Click or touch the ScanHisto trace annotation box or click or touch the Scan Histo tab on the WaveScan dialog box. The Scan Histo tab shows the controls for controlling the histogram display.

Figure 13:

Setting up the Scan Histo trace

Change the # Values in the ScanHisto dialog from 1000 to its maximum 2,000,000,000. Similarly, change the # Bins from 100 to 2,000. Change the Vertical Scale to Linear Constant Max. This keeps the histogram at a constant height as data is being gathered. The histogram display is showing a histogram of all the risetime values because we have turned the Filter Method to No Filter. Note that it approximates a Gaussian shape. Go back to the WaveScan dialog, use the Filter Wizard to Find Rare Events. This will change the Filter Method to Outside Limit ± Delta. The limit will be set to the mean value and the delta values will be the standard deviation of the distribution of measured values.

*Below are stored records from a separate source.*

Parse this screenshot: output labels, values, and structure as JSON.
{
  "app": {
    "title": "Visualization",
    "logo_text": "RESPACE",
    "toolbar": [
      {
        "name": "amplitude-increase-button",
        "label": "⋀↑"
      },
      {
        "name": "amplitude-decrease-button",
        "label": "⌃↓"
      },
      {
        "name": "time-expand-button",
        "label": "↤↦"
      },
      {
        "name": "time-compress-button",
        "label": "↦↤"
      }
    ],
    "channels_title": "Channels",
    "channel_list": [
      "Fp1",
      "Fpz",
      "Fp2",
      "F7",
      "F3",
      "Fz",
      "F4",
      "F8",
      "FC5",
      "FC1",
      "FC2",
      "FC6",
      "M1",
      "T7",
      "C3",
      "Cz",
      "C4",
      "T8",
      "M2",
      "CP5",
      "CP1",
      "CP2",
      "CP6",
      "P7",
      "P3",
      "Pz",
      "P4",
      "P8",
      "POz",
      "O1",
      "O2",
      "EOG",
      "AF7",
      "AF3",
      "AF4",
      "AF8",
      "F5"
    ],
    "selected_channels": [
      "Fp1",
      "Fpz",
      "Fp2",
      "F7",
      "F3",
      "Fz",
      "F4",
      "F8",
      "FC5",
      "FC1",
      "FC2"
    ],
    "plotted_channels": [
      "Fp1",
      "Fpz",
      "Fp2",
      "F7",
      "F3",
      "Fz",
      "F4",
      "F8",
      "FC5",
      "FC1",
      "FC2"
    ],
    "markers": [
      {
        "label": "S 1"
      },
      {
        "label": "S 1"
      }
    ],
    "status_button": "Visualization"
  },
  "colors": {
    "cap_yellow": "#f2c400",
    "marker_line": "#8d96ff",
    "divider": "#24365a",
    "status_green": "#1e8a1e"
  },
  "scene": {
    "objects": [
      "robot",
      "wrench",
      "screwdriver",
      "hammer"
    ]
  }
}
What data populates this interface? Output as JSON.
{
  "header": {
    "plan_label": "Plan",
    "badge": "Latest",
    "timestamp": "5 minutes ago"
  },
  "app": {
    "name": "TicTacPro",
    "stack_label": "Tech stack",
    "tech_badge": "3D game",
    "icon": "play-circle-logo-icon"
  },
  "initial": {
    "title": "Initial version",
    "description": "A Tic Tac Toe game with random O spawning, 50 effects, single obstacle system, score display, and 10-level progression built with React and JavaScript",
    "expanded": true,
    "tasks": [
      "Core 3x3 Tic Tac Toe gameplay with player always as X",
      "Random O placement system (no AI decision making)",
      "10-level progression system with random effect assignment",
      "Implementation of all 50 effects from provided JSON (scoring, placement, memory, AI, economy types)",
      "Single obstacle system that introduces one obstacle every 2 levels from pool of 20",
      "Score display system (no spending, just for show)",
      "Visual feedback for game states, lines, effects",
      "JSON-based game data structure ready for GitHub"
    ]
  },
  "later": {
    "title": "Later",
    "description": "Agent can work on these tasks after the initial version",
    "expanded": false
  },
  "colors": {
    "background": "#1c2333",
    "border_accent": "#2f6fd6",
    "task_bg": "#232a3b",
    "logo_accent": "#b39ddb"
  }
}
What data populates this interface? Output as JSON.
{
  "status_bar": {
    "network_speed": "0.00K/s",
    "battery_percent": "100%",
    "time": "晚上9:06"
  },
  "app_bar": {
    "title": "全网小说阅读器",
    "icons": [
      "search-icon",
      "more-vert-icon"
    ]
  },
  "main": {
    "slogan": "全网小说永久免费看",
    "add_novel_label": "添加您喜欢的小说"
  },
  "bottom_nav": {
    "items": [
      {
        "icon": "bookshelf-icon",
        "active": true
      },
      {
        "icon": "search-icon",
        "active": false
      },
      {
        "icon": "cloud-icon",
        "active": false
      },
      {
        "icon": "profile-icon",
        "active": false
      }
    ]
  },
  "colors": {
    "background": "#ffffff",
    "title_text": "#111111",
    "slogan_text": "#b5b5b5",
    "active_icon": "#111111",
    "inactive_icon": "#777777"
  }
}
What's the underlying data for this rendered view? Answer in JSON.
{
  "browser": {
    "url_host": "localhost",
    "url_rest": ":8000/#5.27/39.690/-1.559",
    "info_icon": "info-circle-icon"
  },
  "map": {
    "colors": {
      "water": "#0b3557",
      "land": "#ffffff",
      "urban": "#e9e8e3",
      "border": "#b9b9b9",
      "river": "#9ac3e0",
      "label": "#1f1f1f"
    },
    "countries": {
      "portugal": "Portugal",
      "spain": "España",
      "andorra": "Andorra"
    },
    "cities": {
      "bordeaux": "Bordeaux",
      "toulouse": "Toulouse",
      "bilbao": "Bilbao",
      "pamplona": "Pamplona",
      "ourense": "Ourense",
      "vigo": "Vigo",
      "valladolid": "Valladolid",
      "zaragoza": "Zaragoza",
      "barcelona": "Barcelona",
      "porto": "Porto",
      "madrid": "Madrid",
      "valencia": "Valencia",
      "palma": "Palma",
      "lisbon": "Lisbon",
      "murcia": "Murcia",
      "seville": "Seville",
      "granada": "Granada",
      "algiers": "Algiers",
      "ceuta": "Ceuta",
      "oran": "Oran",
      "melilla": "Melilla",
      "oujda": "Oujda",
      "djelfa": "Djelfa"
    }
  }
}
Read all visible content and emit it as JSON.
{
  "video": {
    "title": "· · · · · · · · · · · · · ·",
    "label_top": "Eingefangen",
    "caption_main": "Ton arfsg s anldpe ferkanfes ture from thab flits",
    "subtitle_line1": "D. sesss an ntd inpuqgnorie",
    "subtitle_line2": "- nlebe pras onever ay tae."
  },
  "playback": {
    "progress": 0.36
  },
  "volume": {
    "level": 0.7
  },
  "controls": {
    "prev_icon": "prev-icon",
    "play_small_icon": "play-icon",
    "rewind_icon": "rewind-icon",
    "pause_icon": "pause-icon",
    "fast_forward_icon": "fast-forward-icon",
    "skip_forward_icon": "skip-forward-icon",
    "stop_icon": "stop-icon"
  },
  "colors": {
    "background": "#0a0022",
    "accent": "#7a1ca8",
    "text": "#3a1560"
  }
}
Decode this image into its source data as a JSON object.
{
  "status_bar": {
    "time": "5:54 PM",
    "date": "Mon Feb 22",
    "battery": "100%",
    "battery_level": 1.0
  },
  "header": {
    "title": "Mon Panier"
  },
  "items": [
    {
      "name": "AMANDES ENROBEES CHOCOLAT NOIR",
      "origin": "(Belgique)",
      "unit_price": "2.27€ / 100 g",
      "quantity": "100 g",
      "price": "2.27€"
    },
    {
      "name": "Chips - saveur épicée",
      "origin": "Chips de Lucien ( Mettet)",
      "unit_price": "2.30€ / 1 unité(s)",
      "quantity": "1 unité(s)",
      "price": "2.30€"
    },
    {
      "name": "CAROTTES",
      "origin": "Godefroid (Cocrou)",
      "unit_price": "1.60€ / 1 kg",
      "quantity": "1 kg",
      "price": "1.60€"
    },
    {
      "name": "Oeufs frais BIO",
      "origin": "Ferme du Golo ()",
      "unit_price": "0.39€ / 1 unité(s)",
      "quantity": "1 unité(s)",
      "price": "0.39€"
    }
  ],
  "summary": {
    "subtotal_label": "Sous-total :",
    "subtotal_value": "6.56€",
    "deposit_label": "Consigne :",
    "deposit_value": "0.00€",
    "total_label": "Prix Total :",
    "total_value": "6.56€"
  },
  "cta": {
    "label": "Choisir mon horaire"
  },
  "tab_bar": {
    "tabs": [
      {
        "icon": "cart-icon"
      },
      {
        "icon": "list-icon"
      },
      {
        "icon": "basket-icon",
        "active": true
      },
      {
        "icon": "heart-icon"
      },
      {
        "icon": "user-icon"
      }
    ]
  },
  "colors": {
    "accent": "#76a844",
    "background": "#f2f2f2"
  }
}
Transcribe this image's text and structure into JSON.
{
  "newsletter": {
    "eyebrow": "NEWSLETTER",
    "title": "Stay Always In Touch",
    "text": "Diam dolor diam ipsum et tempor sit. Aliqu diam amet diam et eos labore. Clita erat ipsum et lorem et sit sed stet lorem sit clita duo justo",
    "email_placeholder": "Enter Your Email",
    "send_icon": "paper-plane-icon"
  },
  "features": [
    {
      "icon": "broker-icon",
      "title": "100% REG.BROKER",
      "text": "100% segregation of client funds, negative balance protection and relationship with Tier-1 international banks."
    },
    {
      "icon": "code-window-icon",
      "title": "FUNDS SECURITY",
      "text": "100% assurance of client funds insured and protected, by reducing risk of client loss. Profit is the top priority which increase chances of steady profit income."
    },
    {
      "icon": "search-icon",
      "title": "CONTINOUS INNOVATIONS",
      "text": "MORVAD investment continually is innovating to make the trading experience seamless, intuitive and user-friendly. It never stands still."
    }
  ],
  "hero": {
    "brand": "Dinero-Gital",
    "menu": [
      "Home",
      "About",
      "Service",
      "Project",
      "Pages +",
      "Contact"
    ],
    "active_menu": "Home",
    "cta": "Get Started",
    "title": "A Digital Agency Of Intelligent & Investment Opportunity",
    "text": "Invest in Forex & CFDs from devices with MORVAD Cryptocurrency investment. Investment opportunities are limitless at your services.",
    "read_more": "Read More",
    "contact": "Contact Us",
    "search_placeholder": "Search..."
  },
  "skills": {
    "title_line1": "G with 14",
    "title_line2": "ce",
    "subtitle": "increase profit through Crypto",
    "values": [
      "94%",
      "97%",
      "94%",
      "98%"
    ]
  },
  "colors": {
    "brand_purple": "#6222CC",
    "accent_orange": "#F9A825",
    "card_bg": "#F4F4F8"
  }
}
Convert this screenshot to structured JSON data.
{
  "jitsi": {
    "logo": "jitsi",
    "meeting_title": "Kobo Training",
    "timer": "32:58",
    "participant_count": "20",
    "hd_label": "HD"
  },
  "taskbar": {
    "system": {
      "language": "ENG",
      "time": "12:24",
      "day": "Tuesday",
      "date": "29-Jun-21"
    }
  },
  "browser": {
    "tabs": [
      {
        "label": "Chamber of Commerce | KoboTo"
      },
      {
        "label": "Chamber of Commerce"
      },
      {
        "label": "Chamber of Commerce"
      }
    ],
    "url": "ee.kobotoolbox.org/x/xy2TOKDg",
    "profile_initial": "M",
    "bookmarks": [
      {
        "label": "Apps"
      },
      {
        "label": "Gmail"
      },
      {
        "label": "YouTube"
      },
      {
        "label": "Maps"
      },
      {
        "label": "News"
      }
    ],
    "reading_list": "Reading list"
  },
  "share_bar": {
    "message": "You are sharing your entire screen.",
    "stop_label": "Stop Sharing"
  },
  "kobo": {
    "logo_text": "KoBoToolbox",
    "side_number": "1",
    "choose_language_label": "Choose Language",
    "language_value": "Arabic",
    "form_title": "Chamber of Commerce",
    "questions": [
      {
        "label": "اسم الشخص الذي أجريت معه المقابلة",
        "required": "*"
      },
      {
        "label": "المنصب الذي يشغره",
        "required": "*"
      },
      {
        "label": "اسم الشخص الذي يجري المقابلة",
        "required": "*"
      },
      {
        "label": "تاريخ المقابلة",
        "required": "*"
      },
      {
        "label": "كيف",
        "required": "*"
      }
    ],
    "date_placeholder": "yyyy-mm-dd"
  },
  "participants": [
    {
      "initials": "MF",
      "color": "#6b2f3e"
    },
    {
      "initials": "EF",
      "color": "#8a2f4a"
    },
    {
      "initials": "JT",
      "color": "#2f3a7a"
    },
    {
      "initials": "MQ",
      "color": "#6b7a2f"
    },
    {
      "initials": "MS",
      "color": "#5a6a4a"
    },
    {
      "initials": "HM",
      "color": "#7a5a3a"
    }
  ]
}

Note that the histogram, which only shows the measured risetime values that meet the filter criterion, now has a ‘hole’, shown in Figure 14, where it has excluded all the measured values inside of the Filter limits.

Scan Histogram allows the user to see the range and distribution of measured values. You can determine worst case values over a large number of measurements.

Spend some time trying other filter methods and see what effect they have on the Scan Histogram display. When you are finished turn off the Scan Histo trace by unchecking the Trace On box in the Scan Histo dialog box.

Figure 14:

The Scan histogram showing only the values that meet the Filter requirements

The final WaveScan feature we will investigate is ScanOverlay. This is a persistence display of all the measured edges that meet the Filter Limit criteria. ScanOverlay is turned on by checking the Overlay check box in the WaveScan dialog box as shown in Figure 15.

Figure 15:

Turn on ScanOverlay by clicking or touching the Overlay check box in the WaveScan dialog

Figure 16:

The scan overlay showing the gap cuased by only taking risetime values outside a range

ScanOverlay shows all the pulses that meet the filter criteria. If you look closely at the ScanOverlay trace in Figure 16 you will note that there is a gap between traces from about 10% to 40% of the pulse height. Remembering that we excluded all risetimes within a standard deviation from the mean, we eliminated traces with those risetimes from the overlay and we can see the resulting gap. ScanOverlay allows you to see differences in traces, even those as subtle as this one.

This completes this ten minute tutorial.